The other countries making it to the match play rounds were Hungary, Bulgaria, Cyprus, Liechtenstein and Lithuania. Malta’s third place meant that they had to play Cyprus in the quarter finals of the match play knockout. Previous editions sustained the decision for Nick and Ruud to play the foursomes, followed by JJ and Andy in the singles matches.

Despite having a young team, Cyprus were not a pushover. Although never down, Nick and Ruud had to remained composed and to wait until the 17th hole to shake hands for a 2&1 win. Bringing up the rear, Andy found the start difficult and was down after nine holes to George Kalpakas. In between, JJ was having a very tight match with Christopher – the other Kalpakas sibling. The match never wavered more than one-hole difference and remained all square after 17 holes. On the 18th hole, JJ pulled his tee shot short to the left whilst Christopher put his down the middle. A couple of holes behind, Andy had managed to level his match. This left everything on a strict tight balance as both matches could go either way. Until JJ, that is, hit a 235 yard two-iron into the wind stiff on the green causing his opponent to force a shot which landed in water allowing Malta to claim a victory. In great spirit, Andy and George continued to play the last two holes with their match remaining all square giving Malta a 2.5 to 0.5 win over Cyprus.
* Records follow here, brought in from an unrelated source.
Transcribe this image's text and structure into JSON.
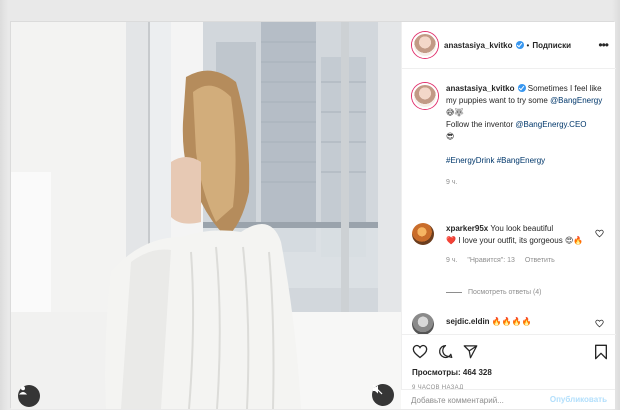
{
  "post": {
    "username": "anastasiya_kvitko",
    "separator": "•",
    "follow_label": "Подписки",
    "more_label": "•••"
  },
  "caption": {
    "username": "anastasiya_kvitko",
    "text_1": "Sometimes I feel like my puppies want to try some",
    "mention_1": "@BangEnergy",
    "emoji_1": "😅🐺",
    "text_2": "Follow the inventor",
    "mention_2": "@BangEnergy.CEO",
    "emoji_2": "😎",
    "hashtags": "#EnergyDrink #BangEnergy",
    "time": "9 ч."
  },
  "comments": [
    {
      "username": "xparker95x",
      "text": "You look beautiful",
      "emoji_heart": "❤️",
      "text_2": "I love your outfit, its gorgeous",
      "emoji_end": "😍🔥",
      "time": "9 ч.",
      "likes": "\"Нравится\": 13",
      "reply": "Ответить",
      "view_replies": "Посмотреть ответы (4)"
    },
    {
      "username": "sejdic.eldin",
      "text": "",
      "emoji_end": "🔥🔥🔥🔥"
    }
  ],
  "stats": {
    "views_label": "Просмотры:",
    "views_count": "464 328",
    "posted": "9 ЧАСОВ НАЗАД"
  },
  "composer": {
    "placeholder": "Добавьте комментарий...",
    "publish_label": "Опубликовать"
  },
  "colors": {
    "accent": "#3897f0",
    "publish_disabled": "#b2dffc",
    "muted": "#8e8e8e",
    "like_red": "#ed4956"
  }
}
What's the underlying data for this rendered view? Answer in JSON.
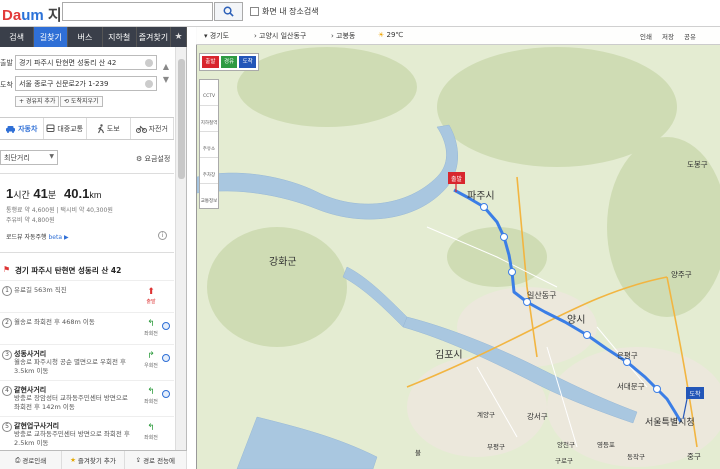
{
  "topbar": {
    "logo_prefix": "D",
    "logo_mid": "a",
    "logo_brand": "um",
    "logo_title": "지도",
    "search_value": "",
    "checkbox_label": "화면 내 장소검색"
  },
  "tabs": [
    {
      "label": "검색",
      "active": false
    },
    {
      "label": "길찾기",
      "active": true
    },
    {
      "label": "버스",
      "active": false
    },
    {
      "label": "지하철",
      "active": false
    },
    {
      "label": "즐겨찾기",
      "active": false
    }
  ],
  "route": {
    "origin_label": "출발",
    "origin_value": "경기 파주시 탄현면 성동리 산 42",
    "dest_label": "도착",
    "dest_value": "서울 종로구 신문로2가 1-239",
    "add_waypoint": "+ 경유지 추가",
    "reverse": "⟲ 도착지우기"
  },
  "modes": [
    {
      "label": "자동차",
      "icon": "car-icon",
      "active": true
    },
    {
      "label": "대중교통",
      "icon": "bus-icon",
      "active": false
    },
    {
      "label": "도보",
      "icon": "walk-icon",
      "active": false
    },
    {
      "label": "자전거",
      "icon": "bicycle-icon",
      "active": false
    }
  ],
  "option": {
    "selected": "최단거리",
    "fare_label": "요금설정"
  },
  "summary": {
    "hours": "1",
    "hours_unit": "시간",
    "minutes": "41",
    "minutes_unit": "분",
    "distance": "40.1",
    "distance_unit": "km",
    "detail1": "통행료 약 4,600원 | 택시비 약 40,300원",
    "detail2": "주유비 약 4,800원",
    "roadview": "로드뷰 자동주행",
    "roadview_beta": "beta"
  },
  "start_point": "경기 파주시 탄현면 성동리 산 42",
  "steps": [
    {
      "num": "1",
      "title": "",
      "desc": "유료길 563m 직진",
      "dir_label": "출발",
      "dir_color": "red"
    },
    {
      "num": "2",
      "title": "",
      "desc": "월송로 좌회전 후 468m 이동",
      "dir_label": "좌회전",
      "dir_color": "green"
    },
    {
      "num": "3",
      "title": "성동사거리",
      "desc": "월송로 파주시청 공순 별면으로 우회전 후 3.5km 이동",
      "dir_label": "우회전",
      "dir_color": "green"
    },
    {
      "num": "4",
      "title": "갈현사거리",
      "desc": "방충로 장암성터 교하동주민센터 방면으로 좌회전 후 142m 이동",
      "dir_label": "좌회전",
      "dir_color": "green"
    },
    {
      "num": "5",
      "title": "갈현업구사거리",
      "desc": "방충로 교하동주민센터 방면으로 좌회전 후 2.5km 이동",
      "dir_label": "좌회전",
      "dir_color": "green"
    }
  ],
  "bottombar": [
    {
      "label": "경로인쇄",
      "icon": "print-icon"
    },
    {
      "label": "즐겨찾기 추가",
      "icon": "star-icon"
    },
    {
      "label": "경로 전능에",
      "icon": "share-icon"
    }
  ],
  "map": {
    "breadcrumb_region": "경기도",
    "breadcrumb_city": "고양시 일산동구",
    "breadcrumb_dong": "고봉동",
    "temperature": "29℃",
    "top_right": [
      "인쇄",
      "저장",
      "공유"
    ],
    "legend": [
      "출발",
      "경유",
      "도착"
    ],
    "tools": [
      "CCTV",
      "지하철역",
      "주유소",
      "주차장",
      "교통정보"
    ],
    "start_flag": "출발",
    "end_flag": "도착",
    "labels": [
      {
        "text": "파주시",
        "size": "big"
      },
      {
        "text": "강화군",
        "size": "big"
      },
      {
        "text": "김포시",
        "size": "big"
      },
      {
        "text": "일산동구",
        "size": "mid"
      },
      {
        "text": "서울특별시청",
        "size": "big"
      },
      {
        "text": "양시",
        "size": "big"
      },
      {
        "text": "은평구",
        "size": "mid"
      },
      {
        "text": "서대문구",
        "size": "mid"
      },
      {
        "text": "중구",
        "size": "mid"
      },
      {
        "text": "도봉구",
        "size": "mid"
      },
      {
        "text": "양주구",
        "size": "mid"
      },
      {
        "text": "강서구",
        "size": "mid"
      },
      {
        "text": "계양구",
        "size": "small"
      },
      {
        "text": "부평구",
        "size": "small"
      },
      {
        "text": "양천구",
        "size": "small"
      },
      {
        "text": "구로구",
        "size": "small"
      },
      {
        "text": "영등포",
        "size": "small"
      },
      {
        "text": "동작구",
        "size": "small"
      },
      {
        "text": "불",
        "size": "small"
      }
    ]
  },
  "colors": {
    "accent": "#2f6fd6",
    "route": "#3b7ee6",
    "start": "#d8262d",
    "end": "#2356b8"
  }
}
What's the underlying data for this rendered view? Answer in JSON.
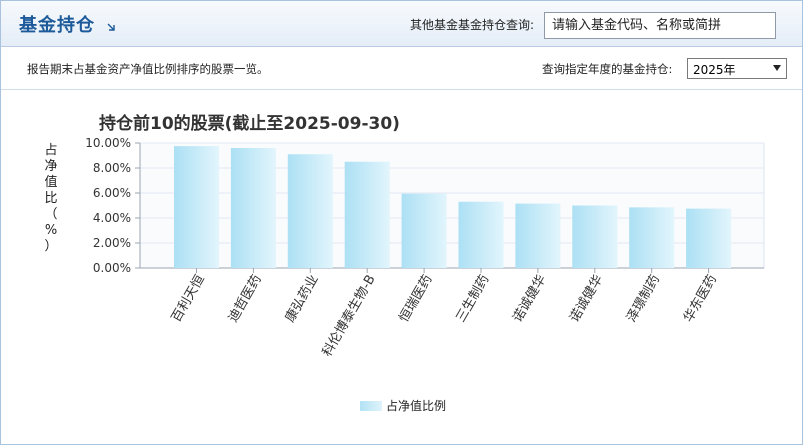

As Liechtenstein won over Greece; Hungary won over Bulgaria and Croatia over Lithuania the semi-finals drew Croatia vs Hungary and Liechtenstein vs Malta.
Our foursomes pairing as well as order of play was retained from the previous day. In contrast to the first matchday, Andy was first to start walking back to the clubhouse after having seen off his opponent with a 5&4 win. As he walked down the fifteenth, the foursomes’ pair were four up with four holes to go. An errant tee shot by Liechtenstein forced them to drop a ball under penalty which led to Nick and Ruud winning the hole and the match 5&3. JJ struggled all day against one of the better players in the field and eventually lost 2&1. Still with two great wins, Malta had made it to the final round. Their opponents – Croatia – the host country who had beaten Hungary 2 matches to 1.

On the basis never to change a winning horse, the foursomes’ pair as well as the sequence of play were retained for the final matches. Nick and Ruud struggled from the start and just could not get into the swing of things – literally. After a winning streak of five matches from five over the last two editions of the ETSC, they had to bow down to the might of their opponents with a 6&5 loss. This meant that for Malta to win gold both single matches had to be won. Playing again against one of the strongest players in the tournament, JJ went down early from the start and was four down by the first nine holes. He then got his mojo back and rallied with successive birdies to bring the match to only one down. With Andy playing behind, and better as the holes progressed, this gave the team a shimmer of hope. JJ then lost the 14th to get him back to two down which position the Croatian boy defended with straight pars until the 17th to win the match 2&1. Gold for Croatia was thus secured. In the meantime, Andy had gone two up playing the 16th but his effort was in vain and sportsmanship demanded that Andy concedes a draw enabling everyone to return to the clubhouse.

I can vouch that this was a most difficult duel in the sun for our players – not for one round but throughout the five days of golf. Yet again it was wonderful to experience and so great to be part of.

For all of this, we are thankful for the EGA and the Croatian Golf Federation for organising and hosting this event, for the funding received from the R&A and Sport Malta to enable us to participate, for the PGA’s of Europe to provide, through Ian Peek, the professional coaching during the tournament. Our gratitude is also extended in no lesser terms to Nike Golf and Bortex Fine Tailoring who provided the playing kit and official uniforms respectively making our team feel good and look smart throughout the week.

William Beck
10th August 2018